West Virginia Public Radio lost two experienced reporters recently because of low pay and no benefits, a state official testified last month.
Instead of making them full-time employees, the state-owned network paid the two reporters as independent contractors, said Kay Goodwin, state secretary of education and the arts.
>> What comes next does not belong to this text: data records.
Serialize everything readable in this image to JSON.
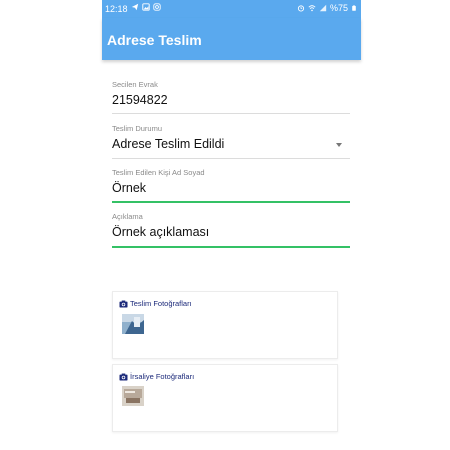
{
  "status_bar": {
    "time": "12:18",
    "battery": "%75"
  },
  "app_bar": {
    "title": "Adrese Teslim"
  },
  "form": {
    "selected_doc": {
      "label": "Secilen Evrak",
      "value": "21594822"
    },
    "delivery_status": {
      "label": "Teslim Durumu",
      "value": "Adrese Teslim Edildi"
    },
    "recipient_name": {
      "label": "Teslim Edilen Kişi Ad Soyad",
      "value": "Örnek"
    },
    "description": {
      "label": "Açıklama",
      "value": "Örnek açıklaması"
    }
  },
  "photo_sections": [
    {
      "title": "Teslim Fotoğrafları",
      "icon": "camera-icon"
    },
    {
      "title": "İrsaliye Fotoğrafları",
      "icon": "camera-icon"
    }
  ],
  "colors": {
    "primary": "#5aa9ee",
    "focus_underline": "#34c165",
    "section_title": "#1c2a7a"
  }
}
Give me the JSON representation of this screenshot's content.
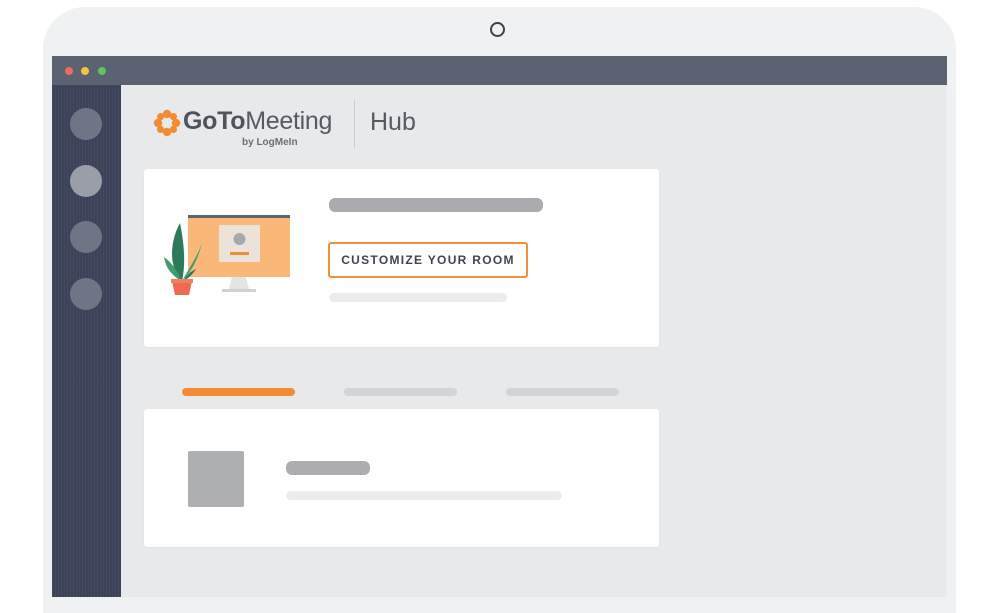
{
  "brand": {
    "logo_main": "GoTo",
    "logo_rest": "Meeting",
    "logo_by": "by LogMeIn",
    "section": "Hub"
  },
  "room_card": {
    "button_label": "CUSTOMIZE YOUR ROOM"
  },
  "colors": {
    "accent": "#f28c34",
    "sidebar": "#3c4358",
    "titlebar": "#5b6271"
  },
  "sidebar": {
    "items": [
      {
        "icon": "nav-circle-icon"
      },
      {
        "icon": "nav-circle-icon",
        "active": true
      },
      {
        "icon": "nav-circle-icon"
      },
      {
        "icon": "nav-circle-icon"
      }
    ]
  },
  "tabs": {
    "count": 3,
    "active_index": 0
  }
}
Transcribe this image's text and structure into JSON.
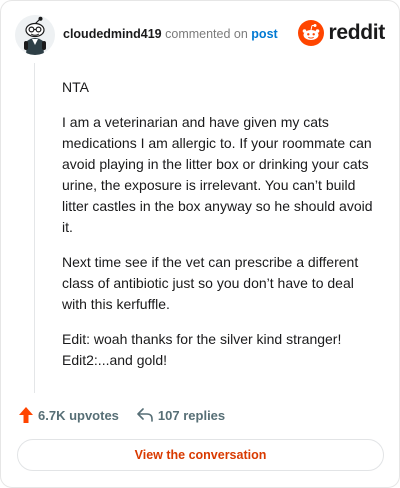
{
  "header": {
    "username": "cloudedmind419",
    "action_text": "commented on",
    "post_link": "post",
    "brand": "reddit"
  },
  "comment": {
    "paragraphs": [
      "NTA",
      "I am a veterinarian and have given my cats medications I am allergic to. If your roommate can avoid playing in the litter box or drinking your cats urine, the exposure is irrelevant. You can’t build litter castles in the box anyway so he should avoid it.",
      "Next time see if the vet can prescribe a different class of antibiotic just so you don’t have to deal with this kerfuffle."
    ],
    "edit1": "Edit: woah thanks for the silver kind stranger!",
    "edit2": "Edit2:...and gold!"
  },
  "footer": {
    "upvotes": "6.7K upvotes",
    "replies": "107 replies",
    "cta": "View the conversation"
  },
  "colors": {
    "accent": "#ff4500",
    "cta_text": "#d93a00",
    "link": "#0079d3",
    "muted": "#576f76"
  },
  "icons": {
    "avatar": "snoo-avatar",
    "brand": "reddit-snoo-icon",
    "upvote": "upvote-arrow-icon",
    "reply": "reply-arrow-icon"
  }
}
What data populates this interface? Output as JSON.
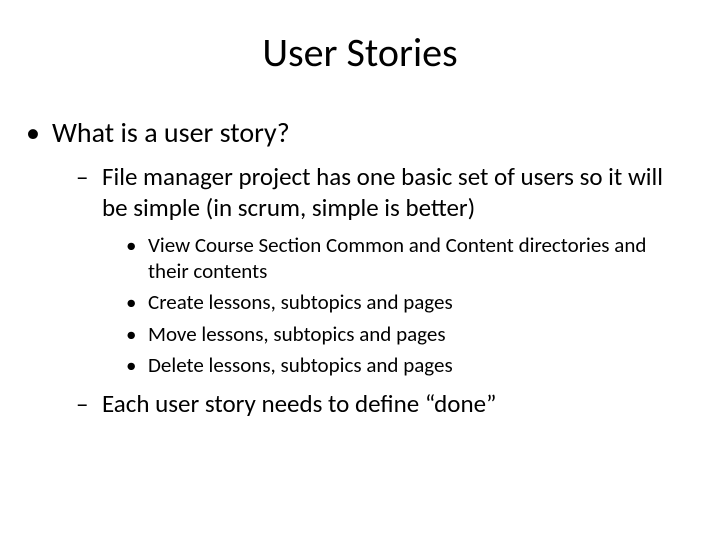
{
  "title": "User Stories",
  "bullets": {
    "l1_0": "What is a user story?",
    "l2_0": "File manager project has one basic set of users so it will be simple (in scrum, simple is better)",
    "l3_0": "View Course Section Common and Content directories and their contents",
    "l3_1": "Create lessons, subtopics and pages",
    "l3_2": "Move lessons, subtopics and pages",
    "l3_3": "Delete lessons, subtopics and pages",
    "l2_1": "Each user story needs to define “done”"
  }
}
One of the reporters was making just $24,700 per year, according to the Charleston Gazette.
Skilled news reporting is an important part of what public broadcasting does, Goodwin told members of West Virginia’s Educational Broadcasting Authority.
WVPR operates nine educational FM stations and five translators that blanket most of the state and which can be heard in Washington, Greene and Fayette counties in Pennsylvania, and parts of Allegheny.
The Gazette also reports that the live radio program “Mountain Stage” experienced a $35,000 drop in ticket sales, mainly because it gave fewer shows in Charleston, but other income rose $104,000 because promoters paid to bring the show to their cities.
In addition, state-owned WSWP-TV (9) in Grandview, W.Va., has asked for and received a power increase on digital channel 53 to better serve its market around Beckley.